-- Data under study follows --
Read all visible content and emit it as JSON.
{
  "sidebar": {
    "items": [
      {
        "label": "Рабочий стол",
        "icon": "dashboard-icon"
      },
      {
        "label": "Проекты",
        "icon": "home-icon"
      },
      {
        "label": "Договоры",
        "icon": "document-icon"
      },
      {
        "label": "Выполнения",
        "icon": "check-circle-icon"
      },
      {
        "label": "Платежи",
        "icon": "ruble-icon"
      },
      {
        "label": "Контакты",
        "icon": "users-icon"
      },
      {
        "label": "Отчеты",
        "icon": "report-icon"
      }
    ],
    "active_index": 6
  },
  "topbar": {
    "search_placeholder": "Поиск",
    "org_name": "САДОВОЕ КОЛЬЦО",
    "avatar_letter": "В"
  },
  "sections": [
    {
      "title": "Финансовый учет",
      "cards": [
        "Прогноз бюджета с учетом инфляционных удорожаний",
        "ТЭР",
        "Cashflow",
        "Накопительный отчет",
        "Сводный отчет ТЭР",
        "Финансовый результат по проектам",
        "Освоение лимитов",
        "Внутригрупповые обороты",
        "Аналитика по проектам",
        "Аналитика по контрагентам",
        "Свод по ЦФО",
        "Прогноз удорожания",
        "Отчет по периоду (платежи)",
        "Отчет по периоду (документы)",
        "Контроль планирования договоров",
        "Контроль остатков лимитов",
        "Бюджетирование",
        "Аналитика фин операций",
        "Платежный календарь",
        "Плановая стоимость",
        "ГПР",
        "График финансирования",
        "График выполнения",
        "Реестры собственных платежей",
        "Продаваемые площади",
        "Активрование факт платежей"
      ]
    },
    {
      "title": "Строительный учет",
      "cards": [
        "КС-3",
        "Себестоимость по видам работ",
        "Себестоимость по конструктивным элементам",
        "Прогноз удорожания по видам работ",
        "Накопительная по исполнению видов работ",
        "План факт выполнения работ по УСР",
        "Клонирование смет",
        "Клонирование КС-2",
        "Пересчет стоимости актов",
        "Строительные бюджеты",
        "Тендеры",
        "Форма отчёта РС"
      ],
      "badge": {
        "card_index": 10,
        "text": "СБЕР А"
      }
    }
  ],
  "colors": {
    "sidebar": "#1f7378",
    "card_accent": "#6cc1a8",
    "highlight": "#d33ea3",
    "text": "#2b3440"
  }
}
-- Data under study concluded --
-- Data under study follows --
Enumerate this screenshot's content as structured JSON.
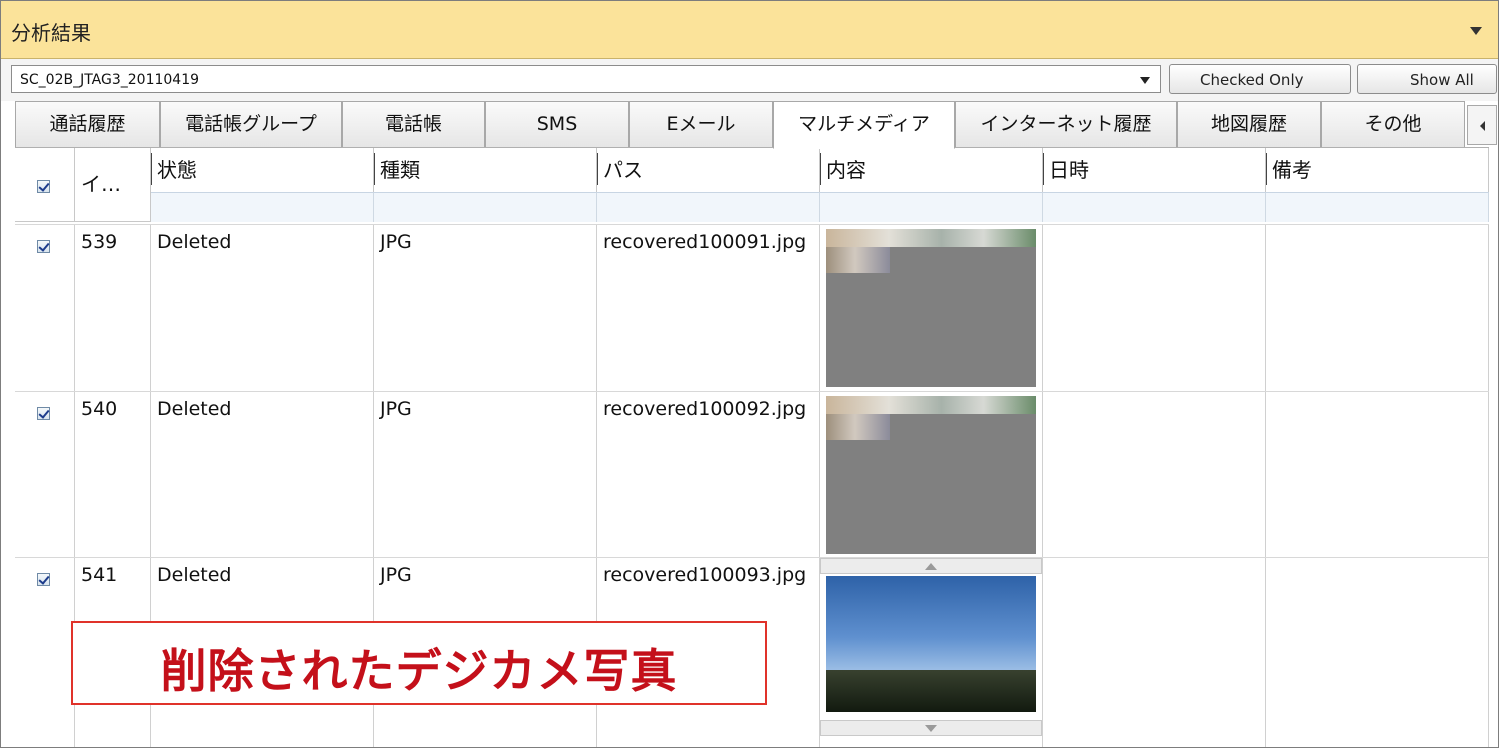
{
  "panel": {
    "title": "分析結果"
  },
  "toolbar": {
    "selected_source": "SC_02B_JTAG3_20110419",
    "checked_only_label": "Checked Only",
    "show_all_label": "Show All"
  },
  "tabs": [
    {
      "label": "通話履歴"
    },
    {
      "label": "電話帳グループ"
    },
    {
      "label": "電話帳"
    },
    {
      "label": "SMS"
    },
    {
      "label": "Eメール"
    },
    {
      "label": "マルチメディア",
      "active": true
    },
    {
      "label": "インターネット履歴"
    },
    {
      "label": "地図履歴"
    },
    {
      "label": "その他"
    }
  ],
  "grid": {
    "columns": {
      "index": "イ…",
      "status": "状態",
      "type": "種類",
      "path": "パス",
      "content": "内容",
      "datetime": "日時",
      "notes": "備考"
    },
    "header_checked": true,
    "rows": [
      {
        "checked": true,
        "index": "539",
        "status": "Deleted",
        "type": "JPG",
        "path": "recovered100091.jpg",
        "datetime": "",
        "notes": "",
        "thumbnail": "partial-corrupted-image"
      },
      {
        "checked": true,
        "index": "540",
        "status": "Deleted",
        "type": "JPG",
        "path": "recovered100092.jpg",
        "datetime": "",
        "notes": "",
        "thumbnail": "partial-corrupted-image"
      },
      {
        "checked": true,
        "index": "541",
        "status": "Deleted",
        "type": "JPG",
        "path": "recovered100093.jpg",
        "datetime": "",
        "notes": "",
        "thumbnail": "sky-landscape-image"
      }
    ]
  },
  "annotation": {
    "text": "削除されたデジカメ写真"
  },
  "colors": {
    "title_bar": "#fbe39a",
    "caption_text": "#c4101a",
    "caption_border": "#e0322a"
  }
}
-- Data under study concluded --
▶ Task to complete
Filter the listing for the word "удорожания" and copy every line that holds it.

▶ Response to the task
        "Прогноз удорожания",
        "Прогноз удорожания по видам работ",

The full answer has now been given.